On the graf
Young Blood keeps urban spirit alive in Grant Park with Krylon and Beyond
Named for a brand of spray paint, the Krylon and Beyond graffiti renaissance at Young Blood Gallery supplants the '80s loopy, bubble letters, evocative of the script favored by junior high girls, with a jagged, angular '90s style that more often suggests Arabic script or barbed wire. Krylon artist Seven executes this approach with illustrative finesse, his letters spiked with insect-like pincers, but in a melding of new and old, still graced with the requisite custom car sparkles of the classical '80s tags.
Young Blood is a plucky gallery started two years ago with an ultra-laid back, seams-showing aesthetic (down to the wobbly-typed wall labels and works hung with the precision of a child's drawings stuck to a refrigerator). It straddles the gentrifying armpit of Grant Park where winos sleep off a Saturday night bender in the overgrown grass of a derelict house while a couple of blocks away, shotgun houses are being pasteled and picket-fenced and made ready for the nouveau suburbanites.
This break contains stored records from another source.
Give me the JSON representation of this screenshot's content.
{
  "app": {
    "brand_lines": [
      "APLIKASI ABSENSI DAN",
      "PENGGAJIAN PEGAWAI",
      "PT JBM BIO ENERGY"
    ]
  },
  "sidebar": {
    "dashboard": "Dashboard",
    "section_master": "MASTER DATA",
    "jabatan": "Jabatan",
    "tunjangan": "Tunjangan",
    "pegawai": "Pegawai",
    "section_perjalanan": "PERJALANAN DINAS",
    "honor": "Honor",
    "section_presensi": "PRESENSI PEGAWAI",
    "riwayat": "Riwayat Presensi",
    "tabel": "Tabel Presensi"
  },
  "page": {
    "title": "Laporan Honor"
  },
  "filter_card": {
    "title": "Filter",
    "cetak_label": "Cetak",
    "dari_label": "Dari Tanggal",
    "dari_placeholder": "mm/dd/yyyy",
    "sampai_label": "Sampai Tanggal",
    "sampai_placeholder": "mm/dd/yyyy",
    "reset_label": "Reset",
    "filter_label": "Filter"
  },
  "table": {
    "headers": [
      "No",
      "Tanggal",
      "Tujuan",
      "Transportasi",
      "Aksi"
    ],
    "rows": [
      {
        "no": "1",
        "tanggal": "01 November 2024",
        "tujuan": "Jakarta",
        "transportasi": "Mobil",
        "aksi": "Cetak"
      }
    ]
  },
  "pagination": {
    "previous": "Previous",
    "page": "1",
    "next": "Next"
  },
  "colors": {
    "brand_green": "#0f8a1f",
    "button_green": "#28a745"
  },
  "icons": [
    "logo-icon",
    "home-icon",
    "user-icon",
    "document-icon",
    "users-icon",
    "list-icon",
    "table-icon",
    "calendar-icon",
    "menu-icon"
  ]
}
In this context, graffiti art seems not so much a response to the hopelessness or limitations of urban blight as an attempt to keep the vibrant and funky aspects of city life alive in the midst of Atlanta's snowballing yuppification.
The encroaching cutesifying of the neighborhood only makes one respect the rough-edged but endearing outpouring of all that was once urban and defiant in Krylon. Outside the gallery, a long wooden "fence" snakes through the parking lot, which artists have decorated front and back with their spray-can calligraphy, in a more controlled, civically minded form of graffiti.
The Sunday morning after the Krylon opening, with the empty kegs lined up inside the gallery and the local color strolling the avenue in fuzzy slippers or doing a dipsomaniac's samba, a lone graffiti artist with his car parked next to him is painting a gray figure of a boy on the fence — filling in his little parcel of personal expression. All but one of the artists in Krylon are men, and like garage bands and skateboarding, the artform/pastime/lifestyle seems to attract a guy-oriented mentality of entitlement in expressing its presence. Some of the work in Krylon tends to play up the dude-ier aspects of the form, like Soner's signage featuring minxes in bikinis, eight balls and dice.
Inside, the bold, frantic territorial pissings have been toned down, contained within the more orderly parameters of canvas or plywood, or in Brooklyn artist Derek Lerner's case, the far humbler margins of Sun Trust and Chase bank statements. The artist has inked onto these bureaucratic missives black pen abstractions that look like aerial views of a city grid or the animated lettering of graffiti art. Like most of the work, which asserts an individual presence in the face of sterile, institutional culture, Lerner's work suggests an individual response to corporate anonymity and an identity reduced to policy numbers and paperwork.
The more interesting works in Krylon make a statement, like Lerner's, about the individual vs. the grid, or somehow manage to sketch a subjective view of The State of Things. Artist Totem's painting of a crowd scene is typically dire, executed in morose grays. A haze of words rises above this representative sampling of humanity's heads like a smog, signifying the combined mania of a hundred different thoughts — an invisible, intellectual graffiti of multiple identities colliding like bumper cars.
In much graffiti art, a sense of naive optimism is encoded within its pessimistic, shrugging collision with the status quo. Beneath the youthful angst and apocalyptic sense of gloom is an aerosol acrylic olive branch, from Seven's ferocious color bursts busting out of gray backgrounds like meteors exploding in space, to the show's one girl piece, by "Colleen." A cityscape rendered in moody reds and blacks, Colleen's work is inscribed with the kinda sweet Lilith Fair answer to this Boypalooza, all about feelings expressed in phrases like, "I'm safe with you," "I love you" and "I give you my heart."
The artists' pricing system is its own statement of starry-eyed young adult dithering, with some pieces defiantly marked "NFS" and another tagged either dreamily or irreverently $999.
That by turns frustrating, and infectious, inspiring spirit of youth, with all its blindered hopefulness and its grandiose sense of doom, too, makes Krylon as telling an encapsulation of the post-teen spirit as punk music or the desperate, dreamy, frantic doodlings that fill spiral-bound notebooks and crowd concrete buildings in urban centers and small towns alike.
Krylon and Beyond runs through May 27 at Young Blood Gallery, 629 Glenwood Ave. Tues.-Thurs. and Sat.-Sun. noon- 5 p.m. 404-627-0393.??